The transparent doors of my closed lids,
I struggle to confine the precarious grace,
The force, the impulse of this fantasy;
Yes, I grieve. But in its sure
Wise way it is this grief that bids
The ghost to go.
This is the reality we stand to lose:
That the push of muscle strength
Is also the dear enfolding brute embrace
Of reason shocking all our length,
The loss is gain for the will to choose
The distance-given right to know.

In my Aesthetics of Literature (1972), I cited Edith Tiempo’s use of figures (of thought, speech, and language) in the course of discussing what makes a figure appropriate, necessary, and effective.

“A figure is appropriate when it earns the meaning by making it assume an exact, concrete, and clear picture. It suits the idea in that its use does not steal away attention from the meaning. For example: Like ashes in the eyes, the memory of the one being addressed intrudes: the eyes, sensing, become doors forced open by the memory, by the ashes.”

A student’s affection and gratitude are further expressed in this last part of Houses Are Better Off Without Porches Here, a group of poems I dedicated to Edith Tiempo, National Artist.

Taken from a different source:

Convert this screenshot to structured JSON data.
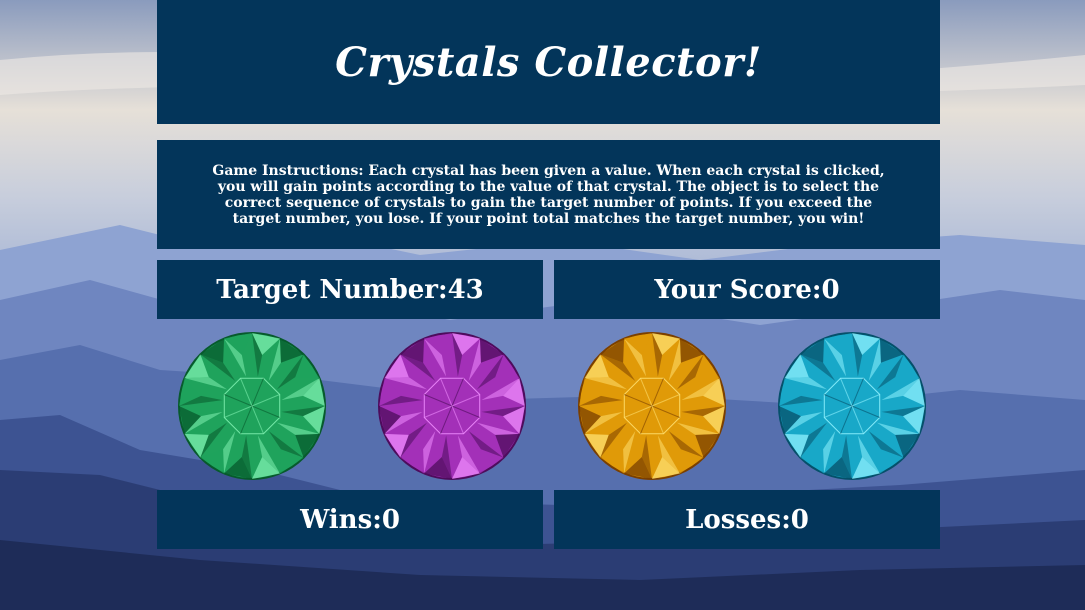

The poem is included in my A Theory of Echoes and Other Poems (2009, UST Publishing House, Manila):

For Edith Tiempo, Teacher, National Artist

I guess it is "a distance-given right to know” as Edith Tiempo described it once in a poem. How is she?

 “Edith now lives on a ridge about half an hour from the city…the house is long, low, and airy – a single bedroom, a kitchen, and a huge space in the center for parties and conferences. The wall overlooking the sea is all glass…” -- E-mail from Lakambini Sitoy


Poet on the Ridge, hermana Maestra, pray for me,
as I would you, that the dusk catches us still swearing
by the rhyme, perishing on the rhyme, convulsing
on the sudden quiver that comes on a stealth
when rhyme and rhythm become the sound of the sea,
the pulsing river, cupping you in time for that
peremptory dive off your perch into that devouring sea,
betting life, love, and limb, surfacing again
to challenge Him with your nakedness,
(because you were always gentle and pure),
basking under Lo-oc’s sky, waves laving now brittle
haunches and God your sole voyeur.



Paulo Pangilinan said...

Hi Sir, Do you have the poem "Rowena, Playing in the sun" By Edith L. Tiempo, and "Love" by Fulton Sheen, been looking in the net all day long, but haven't found any link for those. Thank you. :)

Anonymous said...

Good day, Sir! I would like to ask if you have a copy of Maestra's "The Return"? Cannot found any in the net. Badly need it for our report in Philippine Lit. Thanks in advance, Sir. God bless!

Anonymous said...

Can you please help me understand Bibliophile by Edith Tiempo. I'm really having a hard time interpreting it. I really need this for my report in Philippine Literature. Thanks! God bless!